What you are asked to do:
Search the records below for the string "shortcut" and copy each line where it turns up.

Dataset records:
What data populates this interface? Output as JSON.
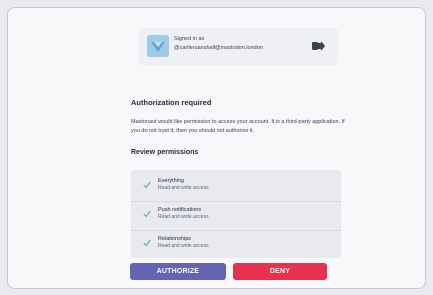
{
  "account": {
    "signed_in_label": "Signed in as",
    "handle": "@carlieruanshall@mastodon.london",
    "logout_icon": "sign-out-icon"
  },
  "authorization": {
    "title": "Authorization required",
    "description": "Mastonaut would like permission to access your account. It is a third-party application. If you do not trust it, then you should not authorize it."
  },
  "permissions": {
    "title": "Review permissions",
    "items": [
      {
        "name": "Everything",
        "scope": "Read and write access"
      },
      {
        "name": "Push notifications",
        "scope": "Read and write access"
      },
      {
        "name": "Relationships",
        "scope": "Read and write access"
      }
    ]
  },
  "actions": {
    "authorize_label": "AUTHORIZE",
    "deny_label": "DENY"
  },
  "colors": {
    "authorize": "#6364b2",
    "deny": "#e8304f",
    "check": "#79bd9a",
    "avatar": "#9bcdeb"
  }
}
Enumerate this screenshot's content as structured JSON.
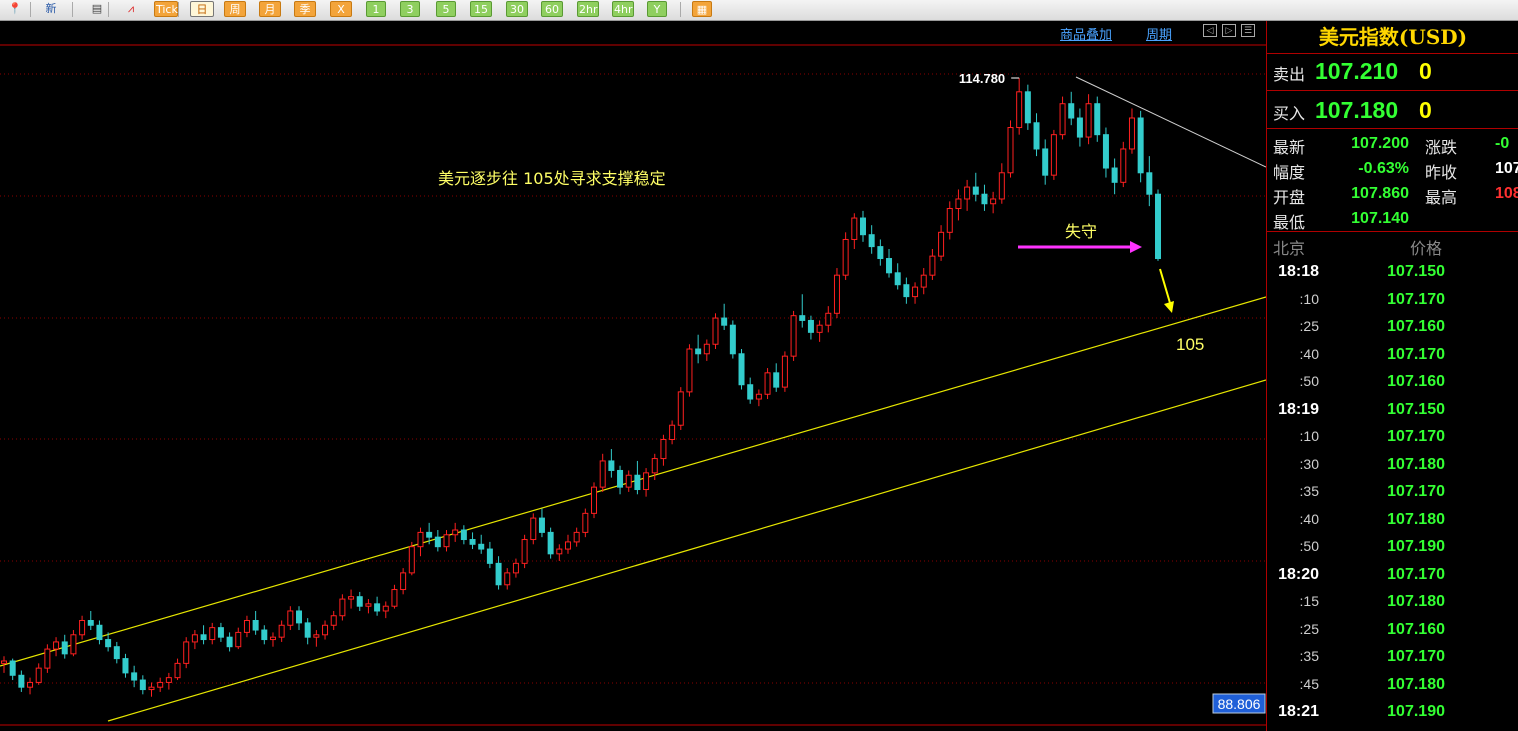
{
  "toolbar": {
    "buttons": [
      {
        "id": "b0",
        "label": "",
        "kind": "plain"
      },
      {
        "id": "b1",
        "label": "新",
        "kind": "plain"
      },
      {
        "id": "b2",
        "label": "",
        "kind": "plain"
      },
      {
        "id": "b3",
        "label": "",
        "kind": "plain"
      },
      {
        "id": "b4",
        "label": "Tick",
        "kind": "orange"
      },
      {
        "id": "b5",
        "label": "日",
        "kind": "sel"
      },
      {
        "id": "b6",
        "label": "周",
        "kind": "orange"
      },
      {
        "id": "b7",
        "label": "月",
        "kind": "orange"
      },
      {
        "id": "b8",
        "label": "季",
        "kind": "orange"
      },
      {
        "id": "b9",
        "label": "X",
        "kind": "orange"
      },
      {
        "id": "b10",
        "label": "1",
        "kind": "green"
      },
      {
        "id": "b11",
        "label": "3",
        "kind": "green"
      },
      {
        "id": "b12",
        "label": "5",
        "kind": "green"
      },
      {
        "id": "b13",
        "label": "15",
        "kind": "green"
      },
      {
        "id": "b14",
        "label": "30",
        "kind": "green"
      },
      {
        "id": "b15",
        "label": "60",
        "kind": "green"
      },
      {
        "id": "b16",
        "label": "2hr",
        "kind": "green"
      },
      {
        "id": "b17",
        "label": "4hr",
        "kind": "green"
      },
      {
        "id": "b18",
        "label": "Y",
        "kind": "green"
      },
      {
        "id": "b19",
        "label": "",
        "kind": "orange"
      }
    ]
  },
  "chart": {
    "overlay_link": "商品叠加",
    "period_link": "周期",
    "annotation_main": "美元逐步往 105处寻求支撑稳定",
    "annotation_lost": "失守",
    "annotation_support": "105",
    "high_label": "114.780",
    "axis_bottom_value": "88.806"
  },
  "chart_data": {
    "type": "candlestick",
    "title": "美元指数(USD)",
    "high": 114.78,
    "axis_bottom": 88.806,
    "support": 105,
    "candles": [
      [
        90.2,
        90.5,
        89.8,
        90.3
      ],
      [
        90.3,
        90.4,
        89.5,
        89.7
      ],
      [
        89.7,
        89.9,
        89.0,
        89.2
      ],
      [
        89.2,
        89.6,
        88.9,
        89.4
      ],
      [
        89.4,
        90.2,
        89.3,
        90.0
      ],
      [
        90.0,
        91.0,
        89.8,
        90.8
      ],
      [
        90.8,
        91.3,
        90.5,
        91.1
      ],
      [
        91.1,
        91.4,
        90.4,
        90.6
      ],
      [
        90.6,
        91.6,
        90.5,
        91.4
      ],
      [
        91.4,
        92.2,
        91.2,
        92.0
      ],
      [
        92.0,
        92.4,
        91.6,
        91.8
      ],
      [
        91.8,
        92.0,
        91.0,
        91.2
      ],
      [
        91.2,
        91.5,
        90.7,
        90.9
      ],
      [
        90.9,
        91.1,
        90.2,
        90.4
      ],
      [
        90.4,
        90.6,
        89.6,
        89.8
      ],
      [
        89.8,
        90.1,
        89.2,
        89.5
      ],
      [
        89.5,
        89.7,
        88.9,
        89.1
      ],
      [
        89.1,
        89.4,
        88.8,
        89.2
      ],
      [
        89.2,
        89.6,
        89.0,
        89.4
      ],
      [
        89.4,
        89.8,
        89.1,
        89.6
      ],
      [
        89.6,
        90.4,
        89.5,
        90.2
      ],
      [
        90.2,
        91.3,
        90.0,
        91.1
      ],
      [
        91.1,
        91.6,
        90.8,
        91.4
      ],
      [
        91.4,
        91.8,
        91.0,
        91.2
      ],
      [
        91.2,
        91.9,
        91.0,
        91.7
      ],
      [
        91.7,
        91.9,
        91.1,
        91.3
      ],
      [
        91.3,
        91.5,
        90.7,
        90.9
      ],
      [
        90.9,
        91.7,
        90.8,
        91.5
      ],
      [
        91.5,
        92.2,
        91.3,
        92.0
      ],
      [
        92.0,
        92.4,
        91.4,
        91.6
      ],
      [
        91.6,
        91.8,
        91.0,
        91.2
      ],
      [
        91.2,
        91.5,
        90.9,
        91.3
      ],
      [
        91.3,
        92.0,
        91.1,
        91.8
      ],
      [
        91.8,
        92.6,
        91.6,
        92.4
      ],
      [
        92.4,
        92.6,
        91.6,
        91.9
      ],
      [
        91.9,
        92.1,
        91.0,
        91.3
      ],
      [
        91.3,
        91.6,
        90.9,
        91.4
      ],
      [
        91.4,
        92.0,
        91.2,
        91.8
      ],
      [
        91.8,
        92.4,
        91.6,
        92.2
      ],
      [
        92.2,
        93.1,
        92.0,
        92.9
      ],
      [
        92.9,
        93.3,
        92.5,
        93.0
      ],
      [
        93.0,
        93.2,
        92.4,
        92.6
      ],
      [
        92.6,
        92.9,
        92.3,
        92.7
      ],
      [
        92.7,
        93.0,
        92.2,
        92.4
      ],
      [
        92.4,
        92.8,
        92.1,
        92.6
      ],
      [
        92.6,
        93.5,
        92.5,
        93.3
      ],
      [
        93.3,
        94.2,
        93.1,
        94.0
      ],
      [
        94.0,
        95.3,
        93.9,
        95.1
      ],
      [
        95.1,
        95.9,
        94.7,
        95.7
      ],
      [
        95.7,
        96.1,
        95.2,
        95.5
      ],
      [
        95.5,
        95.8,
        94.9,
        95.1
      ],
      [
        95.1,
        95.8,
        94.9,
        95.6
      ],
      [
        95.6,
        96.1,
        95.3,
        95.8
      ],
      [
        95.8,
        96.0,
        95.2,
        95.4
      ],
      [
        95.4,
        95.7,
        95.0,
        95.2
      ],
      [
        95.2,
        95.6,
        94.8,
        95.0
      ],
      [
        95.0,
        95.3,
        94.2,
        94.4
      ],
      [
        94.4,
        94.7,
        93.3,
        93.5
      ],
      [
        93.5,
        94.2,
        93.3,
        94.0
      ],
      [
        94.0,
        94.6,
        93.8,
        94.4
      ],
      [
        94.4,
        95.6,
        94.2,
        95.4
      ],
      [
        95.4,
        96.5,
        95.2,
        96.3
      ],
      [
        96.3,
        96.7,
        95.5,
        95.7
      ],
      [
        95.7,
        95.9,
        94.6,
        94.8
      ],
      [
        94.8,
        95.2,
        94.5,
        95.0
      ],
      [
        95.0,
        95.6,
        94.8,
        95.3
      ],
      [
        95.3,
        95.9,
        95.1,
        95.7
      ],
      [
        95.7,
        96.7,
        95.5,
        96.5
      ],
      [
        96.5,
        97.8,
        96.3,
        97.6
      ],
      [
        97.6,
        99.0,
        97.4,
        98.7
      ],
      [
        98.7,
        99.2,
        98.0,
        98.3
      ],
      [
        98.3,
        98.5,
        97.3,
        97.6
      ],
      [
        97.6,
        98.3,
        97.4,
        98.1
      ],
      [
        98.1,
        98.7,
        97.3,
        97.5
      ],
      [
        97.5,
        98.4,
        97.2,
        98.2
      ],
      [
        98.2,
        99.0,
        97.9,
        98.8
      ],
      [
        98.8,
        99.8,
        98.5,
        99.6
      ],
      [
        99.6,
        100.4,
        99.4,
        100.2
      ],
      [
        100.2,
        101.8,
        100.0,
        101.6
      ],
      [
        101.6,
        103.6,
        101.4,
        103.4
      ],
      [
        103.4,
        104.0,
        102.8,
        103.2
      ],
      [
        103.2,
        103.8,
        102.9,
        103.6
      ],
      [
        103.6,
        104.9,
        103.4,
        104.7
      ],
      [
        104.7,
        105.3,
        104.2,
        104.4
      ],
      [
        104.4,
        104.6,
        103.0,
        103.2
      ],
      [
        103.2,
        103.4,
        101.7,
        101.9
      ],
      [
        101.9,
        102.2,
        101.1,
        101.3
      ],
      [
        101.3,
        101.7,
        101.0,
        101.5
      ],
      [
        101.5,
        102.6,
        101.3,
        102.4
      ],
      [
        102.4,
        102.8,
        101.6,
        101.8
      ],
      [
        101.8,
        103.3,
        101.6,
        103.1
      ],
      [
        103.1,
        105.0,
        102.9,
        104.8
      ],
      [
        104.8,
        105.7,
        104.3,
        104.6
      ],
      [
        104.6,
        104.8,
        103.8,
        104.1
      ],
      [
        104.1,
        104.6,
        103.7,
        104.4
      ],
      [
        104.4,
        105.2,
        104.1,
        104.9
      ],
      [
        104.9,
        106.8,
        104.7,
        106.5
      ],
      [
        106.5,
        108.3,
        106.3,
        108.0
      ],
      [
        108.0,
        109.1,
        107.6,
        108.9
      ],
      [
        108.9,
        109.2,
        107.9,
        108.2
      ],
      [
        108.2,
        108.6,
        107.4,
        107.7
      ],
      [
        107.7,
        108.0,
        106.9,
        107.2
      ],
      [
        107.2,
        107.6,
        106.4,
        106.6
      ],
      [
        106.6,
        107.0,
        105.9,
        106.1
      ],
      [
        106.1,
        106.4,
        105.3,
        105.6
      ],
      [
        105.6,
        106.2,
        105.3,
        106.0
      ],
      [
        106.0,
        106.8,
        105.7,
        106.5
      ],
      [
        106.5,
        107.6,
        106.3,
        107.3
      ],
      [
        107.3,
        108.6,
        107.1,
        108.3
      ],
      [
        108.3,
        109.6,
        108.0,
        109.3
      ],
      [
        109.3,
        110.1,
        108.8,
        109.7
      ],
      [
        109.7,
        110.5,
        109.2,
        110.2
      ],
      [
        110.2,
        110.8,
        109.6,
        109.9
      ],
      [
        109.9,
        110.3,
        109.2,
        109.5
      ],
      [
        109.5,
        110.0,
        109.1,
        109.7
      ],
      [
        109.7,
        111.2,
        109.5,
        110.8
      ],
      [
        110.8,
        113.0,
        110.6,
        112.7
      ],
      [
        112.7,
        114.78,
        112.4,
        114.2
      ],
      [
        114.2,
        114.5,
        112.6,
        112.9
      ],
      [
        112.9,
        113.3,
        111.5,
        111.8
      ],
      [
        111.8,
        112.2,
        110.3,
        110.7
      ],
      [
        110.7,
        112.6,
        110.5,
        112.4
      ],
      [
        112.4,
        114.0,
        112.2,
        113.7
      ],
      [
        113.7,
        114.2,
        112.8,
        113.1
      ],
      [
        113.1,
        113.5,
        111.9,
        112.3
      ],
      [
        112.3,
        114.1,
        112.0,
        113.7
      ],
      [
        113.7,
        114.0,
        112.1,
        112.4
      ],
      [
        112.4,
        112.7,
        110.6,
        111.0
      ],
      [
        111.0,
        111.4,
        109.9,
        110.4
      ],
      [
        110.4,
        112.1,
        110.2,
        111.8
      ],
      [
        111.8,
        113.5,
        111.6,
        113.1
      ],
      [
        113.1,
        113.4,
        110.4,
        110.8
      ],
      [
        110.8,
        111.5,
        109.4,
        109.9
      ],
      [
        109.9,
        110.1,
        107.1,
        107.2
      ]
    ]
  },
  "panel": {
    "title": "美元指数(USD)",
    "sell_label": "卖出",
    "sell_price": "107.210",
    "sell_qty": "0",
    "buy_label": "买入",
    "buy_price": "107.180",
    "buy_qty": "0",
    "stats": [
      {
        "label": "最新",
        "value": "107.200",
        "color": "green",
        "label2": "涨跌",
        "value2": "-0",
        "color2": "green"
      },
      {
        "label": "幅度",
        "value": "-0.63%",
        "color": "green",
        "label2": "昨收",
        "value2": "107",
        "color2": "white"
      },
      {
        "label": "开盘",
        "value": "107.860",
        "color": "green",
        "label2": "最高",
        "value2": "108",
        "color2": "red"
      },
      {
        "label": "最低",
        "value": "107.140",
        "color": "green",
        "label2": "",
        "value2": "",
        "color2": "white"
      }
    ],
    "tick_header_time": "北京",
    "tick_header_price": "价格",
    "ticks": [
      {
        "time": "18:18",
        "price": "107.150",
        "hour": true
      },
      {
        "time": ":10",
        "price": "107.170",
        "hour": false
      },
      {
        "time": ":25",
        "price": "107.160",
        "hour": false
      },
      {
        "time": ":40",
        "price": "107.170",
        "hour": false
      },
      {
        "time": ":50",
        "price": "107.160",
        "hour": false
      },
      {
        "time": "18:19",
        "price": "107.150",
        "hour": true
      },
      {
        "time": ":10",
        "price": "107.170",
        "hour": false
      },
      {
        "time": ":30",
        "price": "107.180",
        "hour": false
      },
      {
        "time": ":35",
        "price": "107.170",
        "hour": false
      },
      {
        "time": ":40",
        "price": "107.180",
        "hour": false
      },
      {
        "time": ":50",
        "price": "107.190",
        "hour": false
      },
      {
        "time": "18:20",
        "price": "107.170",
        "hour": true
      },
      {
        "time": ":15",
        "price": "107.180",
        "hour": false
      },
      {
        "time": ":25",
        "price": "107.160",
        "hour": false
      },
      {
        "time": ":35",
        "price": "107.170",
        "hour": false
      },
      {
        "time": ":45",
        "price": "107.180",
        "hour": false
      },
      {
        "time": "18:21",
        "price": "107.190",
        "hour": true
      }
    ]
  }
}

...

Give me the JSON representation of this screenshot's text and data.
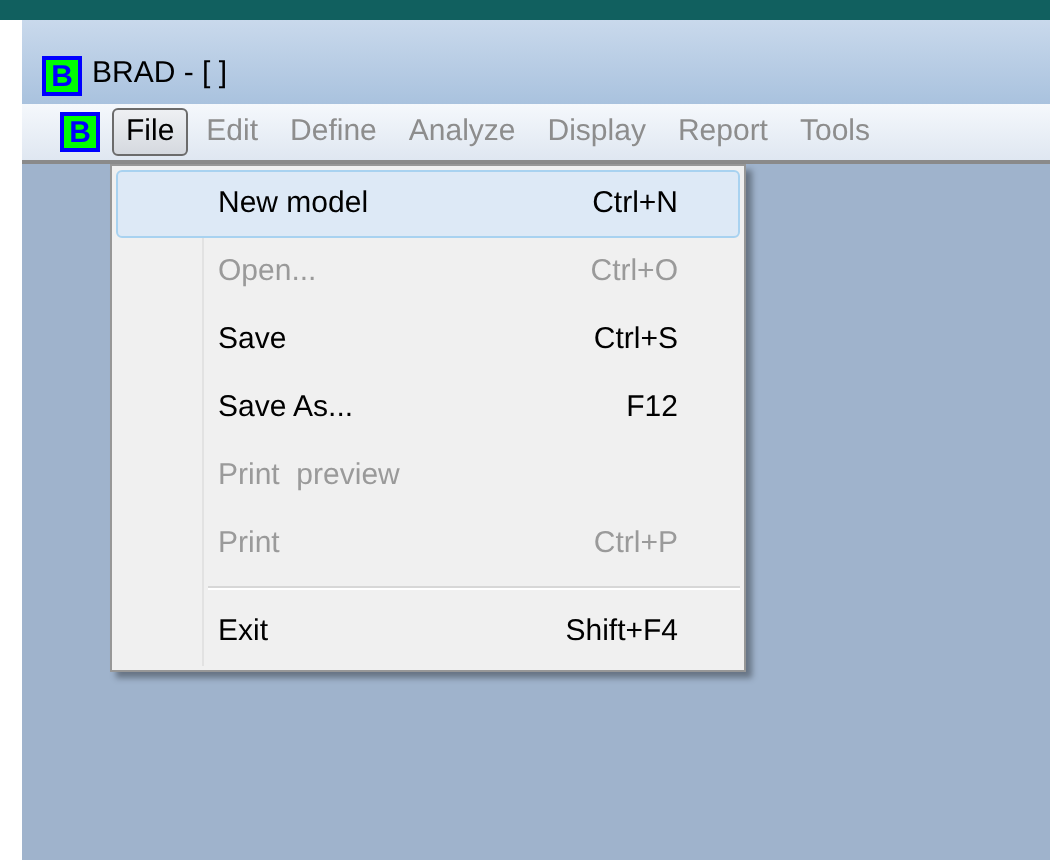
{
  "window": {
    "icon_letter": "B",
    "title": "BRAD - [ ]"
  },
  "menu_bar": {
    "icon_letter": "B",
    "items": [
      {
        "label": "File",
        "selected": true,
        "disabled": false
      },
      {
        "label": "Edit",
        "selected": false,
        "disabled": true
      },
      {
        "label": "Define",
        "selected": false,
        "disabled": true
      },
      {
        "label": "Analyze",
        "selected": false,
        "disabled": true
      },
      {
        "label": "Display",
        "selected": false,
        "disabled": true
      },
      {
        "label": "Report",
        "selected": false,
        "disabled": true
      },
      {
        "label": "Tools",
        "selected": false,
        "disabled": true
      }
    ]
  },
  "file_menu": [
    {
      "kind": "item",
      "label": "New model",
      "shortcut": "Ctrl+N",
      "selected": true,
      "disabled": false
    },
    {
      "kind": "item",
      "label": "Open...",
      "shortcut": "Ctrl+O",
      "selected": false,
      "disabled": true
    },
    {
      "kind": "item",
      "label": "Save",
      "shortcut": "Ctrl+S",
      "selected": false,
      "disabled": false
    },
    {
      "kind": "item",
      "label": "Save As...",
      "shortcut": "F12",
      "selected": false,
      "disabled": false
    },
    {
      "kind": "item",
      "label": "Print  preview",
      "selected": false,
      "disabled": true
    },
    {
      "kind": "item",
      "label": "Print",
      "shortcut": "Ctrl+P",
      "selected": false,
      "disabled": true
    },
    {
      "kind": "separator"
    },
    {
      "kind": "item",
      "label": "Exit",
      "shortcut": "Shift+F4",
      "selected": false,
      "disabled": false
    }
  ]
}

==

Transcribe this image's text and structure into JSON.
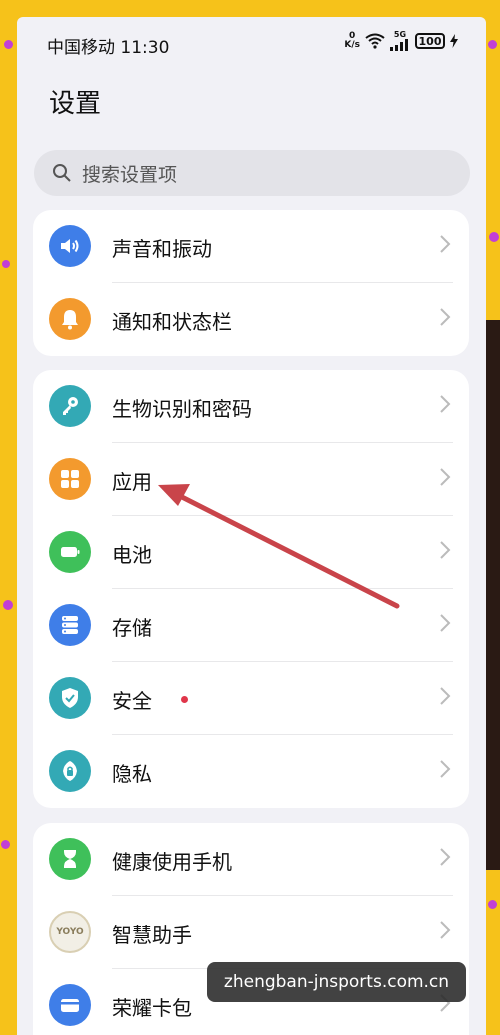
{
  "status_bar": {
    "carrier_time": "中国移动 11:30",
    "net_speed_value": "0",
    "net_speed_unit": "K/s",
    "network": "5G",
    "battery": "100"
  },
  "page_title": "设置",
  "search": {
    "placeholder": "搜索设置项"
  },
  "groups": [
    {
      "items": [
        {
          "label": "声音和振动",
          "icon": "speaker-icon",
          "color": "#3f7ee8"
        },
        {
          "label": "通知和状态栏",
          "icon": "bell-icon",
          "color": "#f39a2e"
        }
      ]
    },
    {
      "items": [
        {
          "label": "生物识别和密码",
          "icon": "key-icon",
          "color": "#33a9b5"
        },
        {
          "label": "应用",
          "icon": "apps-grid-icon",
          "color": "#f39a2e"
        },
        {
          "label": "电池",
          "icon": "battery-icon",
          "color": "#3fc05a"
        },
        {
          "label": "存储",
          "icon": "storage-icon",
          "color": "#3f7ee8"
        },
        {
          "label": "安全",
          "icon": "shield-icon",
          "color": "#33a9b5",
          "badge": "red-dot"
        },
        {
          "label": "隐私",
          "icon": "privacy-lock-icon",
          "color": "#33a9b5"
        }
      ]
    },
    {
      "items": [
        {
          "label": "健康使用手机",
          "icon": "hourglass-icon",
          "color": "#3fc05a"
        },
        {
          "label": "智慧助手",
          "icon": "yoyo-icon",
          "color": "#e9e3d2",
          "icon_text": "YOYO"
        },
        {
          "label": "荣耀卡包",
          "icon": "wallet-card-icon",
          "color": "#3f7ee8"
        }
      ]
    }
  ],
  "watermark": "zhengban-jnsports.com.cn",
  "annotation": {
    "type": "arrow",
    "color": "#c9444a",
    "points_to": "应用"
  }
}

Answer space:
      "shortcut": "Ctrl+N",
      "shortcut": "Ctrl+O",
      "shortcut": "Ctrl+S",
      "shortcut": "F12",
      "shortcut": "Ctrl+P",
      "shortcut": "Shift+F4",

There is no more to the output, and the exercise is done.